_About this task:_ Each entry below is to be copied verbatim.

_Records for the exercise:_
^^^^^^^^^^^^^^^^

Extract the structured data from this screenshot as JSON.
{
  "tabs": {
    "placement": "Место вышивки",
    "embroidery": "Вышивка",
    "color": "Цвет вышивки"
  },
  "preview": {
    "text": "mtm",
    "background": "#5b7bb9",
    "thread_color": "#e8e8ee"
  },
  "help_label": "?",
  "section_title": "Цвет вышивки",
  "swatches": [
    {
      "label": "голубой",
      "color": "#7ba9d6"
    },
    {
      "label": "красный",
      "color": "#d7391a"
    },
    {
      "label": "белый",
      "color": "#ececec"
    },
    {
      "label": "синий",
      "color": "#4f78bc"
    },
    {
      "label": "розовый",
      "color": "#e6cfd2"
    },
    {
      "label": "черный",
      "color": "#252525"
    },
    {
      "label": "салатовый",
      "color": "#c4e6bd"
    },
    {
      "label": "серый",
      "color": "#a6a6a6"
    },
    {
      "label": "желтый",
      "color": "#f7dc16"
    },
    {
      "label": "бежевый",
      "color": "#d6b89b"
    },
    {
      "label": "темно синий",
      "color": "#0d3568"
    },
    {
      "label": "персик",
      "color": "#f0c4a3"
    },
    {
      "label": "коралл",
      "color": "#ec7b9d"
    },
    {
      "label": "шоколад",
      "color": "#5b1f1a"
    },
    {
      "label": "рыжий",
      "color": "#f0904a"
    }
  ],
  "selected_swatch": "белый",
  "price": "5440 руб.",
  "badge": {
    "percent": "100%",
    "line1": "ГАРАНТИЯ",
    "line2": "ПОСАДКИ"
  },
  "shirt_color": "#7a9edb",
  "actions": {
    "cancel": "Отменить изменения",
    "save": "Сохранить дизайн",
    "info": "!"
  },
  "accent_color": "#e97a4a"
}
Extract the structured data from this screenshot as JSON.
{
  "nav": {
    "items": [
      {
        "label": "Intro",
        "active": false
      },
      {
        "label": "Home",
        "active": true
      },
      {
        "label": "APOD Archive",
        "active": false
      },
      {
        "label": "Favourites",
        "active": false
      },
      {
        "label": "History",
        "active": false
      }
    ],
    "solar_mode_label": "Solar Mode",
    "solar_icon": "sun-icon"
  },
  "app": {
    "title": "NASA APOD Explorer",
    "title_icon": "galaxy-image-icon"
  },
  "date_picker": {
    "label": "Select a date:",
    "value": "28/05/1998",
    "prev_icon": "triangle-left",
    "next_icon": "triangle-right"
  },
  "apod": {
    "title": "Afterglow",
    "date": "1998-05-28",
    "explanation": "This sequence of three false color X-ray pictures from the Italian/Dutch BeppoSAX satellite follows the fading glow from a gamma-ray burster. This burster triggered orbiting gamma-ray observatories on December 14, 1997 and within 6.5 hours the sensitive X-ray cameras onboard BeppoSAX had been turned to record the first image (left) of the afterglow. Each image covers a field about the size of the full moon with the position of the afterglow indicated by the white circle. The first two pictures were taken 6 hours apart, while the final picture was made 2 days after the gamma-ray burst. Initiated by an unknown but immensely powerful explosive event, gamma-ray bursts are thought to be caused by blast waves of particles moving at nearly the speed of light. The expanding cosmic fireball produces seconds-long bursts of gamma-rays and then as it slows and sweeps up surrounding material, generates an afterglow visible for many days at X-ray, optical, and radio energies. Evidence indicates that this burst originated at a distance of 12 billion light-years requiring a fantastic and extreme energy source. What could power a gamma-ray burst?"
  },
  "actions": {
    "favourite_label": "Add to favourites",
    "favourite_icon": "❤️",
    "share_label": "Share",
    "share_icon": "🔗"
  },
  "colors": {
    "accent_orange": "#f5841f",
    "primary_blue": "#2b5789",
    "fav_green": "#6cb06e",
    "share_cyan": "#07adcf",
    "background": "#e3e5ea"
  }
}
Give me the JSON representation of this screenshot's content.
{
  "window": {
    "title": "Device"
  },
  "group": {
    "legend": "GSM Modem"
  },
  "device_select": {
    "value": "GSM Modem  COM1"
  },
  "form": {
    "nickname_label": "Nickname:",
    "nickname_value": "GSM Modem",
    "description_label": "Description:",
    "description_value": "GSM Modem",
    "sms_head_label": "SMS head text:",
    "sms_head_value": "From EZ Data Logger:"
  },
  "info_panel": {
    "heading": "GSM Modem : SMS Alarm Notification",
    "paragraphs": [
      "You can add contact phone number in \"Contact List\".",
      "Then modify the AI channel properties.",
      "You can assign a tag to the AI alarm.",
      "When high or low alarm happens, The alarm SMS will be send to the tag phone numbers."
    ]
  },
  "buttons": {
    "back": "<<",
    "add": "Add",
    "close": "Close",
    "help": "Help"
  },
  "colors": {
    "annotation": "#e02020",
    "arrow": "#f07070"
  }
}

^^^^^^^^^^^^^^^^

_Response to the task:_
Extract the structured data from this screenshot as JSON.
{
  "tabs": {
    "placement": "Место вышивки",
    "embroidery": "Вышивка",
    "color": "Цвет вышивки"
  },
  "preview": {
    "text": "mtm",
    "background": "#5b7bb9",
    "thread_color": "#e8e8ee"
  },
  "help_label": "?",
  "section_title": "Цвет вышивки",
  "swatches": [
    {
      "label": "голубой",
      "color": "#7ba9d6"
    },
    {
      "label": "красный",
      "color": "#d7391a"
    },
    {
      "label": "белый",
      "color": "#ececec"
    },
    {
      "label": "синий",
      "color": "#4f78bc"
    },
    {
      "label": "розовый",
      "color": "#e6cfd2"
    },
    {
      "label": "черный",
      "color": "#252525"
    },
    {
      "label": "салатовый",
      "color": "#c4e6bd"
    },
    {
      "label": "серый",
      "color": "#a6a6a6"
    },
    {
      "label": "желтый",
      "color": "#f7dc16"
    },
    {
      "label": "бежевый",
      "color": "#d6b89b"
    },
    {
      "label": "темно синий",
      "color": "#0d3568"
    },
    {
      "label": "персик",
      "color": "#f0c4a3"
    },
    {
      "label": "коралл",
      "color": "#ec7b9d"
    },
    {
      "label": "шоколад",
      "color": "#5b1f1a"
    },
    {
      "label": "рыжий",
      "color": "#f0904a"
    }
  ],
  "selected_swatch": "белый",
  "price": "5440 руб.",
  "badge": {
    "percent": "100%",
    "line1": "ГАРАНТИЯ",
    "line2": "ПОСАДКИ"
  },
  "shirt_color": "#7a9edb",
  "actions": {
    "cancel": "Отменить изменения",
    "save": "Сохранить дизайн",
    "info": "!"
  },
  "accent_color": "#e97a4a"
}
Extract the structured data from this screenshot as JSON.
{
  "nav": {
    "items": [
      {
        "label": "Intro",
        "active": false
      },
      {
        "label": "Home",
        "active": true
      },
      {
        "label": "APOD Archive",
        "active": false
      },
      {
        "label": "Favourites",
        "active": false
      },
      {
        "label": "History",
        "active": false
      }
    ],
    "solar_mode_label": "Solar Mode",
    "solar_icon": "sun-icon"
  },
  "app": {
    "title": "NASA APOD Explorer",
    "title_icon": "galaxy-image-icon"
  },
  "date_picker": {
    "label": "Select a date:",
    "value": "28/05/1998",
    "prev_icon": "triangle-left",
    "next_icon": "triangle-right"
  },
  "apod": {
    "title": "Afterglow",
    "date": "1998-05-28",
    "explanation": "This sequence of three false color X-ray pictures from the Italian/Dutch BeppoSAX satellite follows the fading glow from a gamma-ray burster. This burster triggered orbiting gamma-ray observatories on December 14, 1997 and within 6.5 hours the sensitive X-ray cameras onboard BeppoSAX had been turned to record the first image (left) of the afterglow. Each image covers a field about the size of the full moon with the position of the afterglow indicated by the white circle. The first two pictures were taken 6 hours apart, while the final picture was made 2 days after the gamma-ray burst. Initiated by an unknown but immensely powerful explosive event, gamma-ray bursts are thought to be caused by blast waves of particles moving at nearly the speed of light. The expanding cosmic fireball produces seconds-long bursts of gamma-rays and then as it slows and sweeps up surrounding material, generates an afterglow visible for many days at X-ray, optical, and radio energies. Evidence indicates that this burst originated at a distance of 12 billion light-years requiring a fantastic and extreme energy source. What could power a gamma-ray burst?"
  },
  "actions": {
    "favourite_label": "Add to favourites",
    "favourite_icon": "❤️",
    "share_label": "Share",
    "share_icon": "🔗"
  },
  "colors": {
    "accent_orange": "#f5841f",
    "primary_blue": "#2b5789",
    "fav_green": "#6cb06e",
    "share_cyan": "#07adcf",
    "background": "#e3e5ea"
  }
}
Give me the JSON representation of this screenshot's content.
{
  "window": {
    "title": "Device"
  },
  "group": {
    "legend": "GSM Modem"
  },
  "device_select": {
    "value": "GSM Modem  COM1"
  },
  "form": {
    "nickname_label": "Nickname:",
    "nickname_value": "GSM Modem",
    "description_label": "Description:",
    "description_value": "GSM Modem",
    "sms_head_label": "SMS head text:",
    "sms_head_value": "From EZ Data Logger:"
  },
  "info_panel": {
    "heading": "GSM Modem : SMS Alarm Notification",
    "paragraphs": [
      "You can add contact phone number in \"Contact List\".",
      "Then modify the AI channel properties.",
      "You can assign a tag to the AI alarm.",
      "When high or low alarm happens, The alarm SMS will be send to the tag phone numbers."
    ]
  },
  "buttons": {
    "back": "<<",
    "add": "Add",
    "close": "Close",
    "help": "Help"
  },
  "colors": {
    "annotation": "#e02020",
    "arrow": "#f07070"
  }
}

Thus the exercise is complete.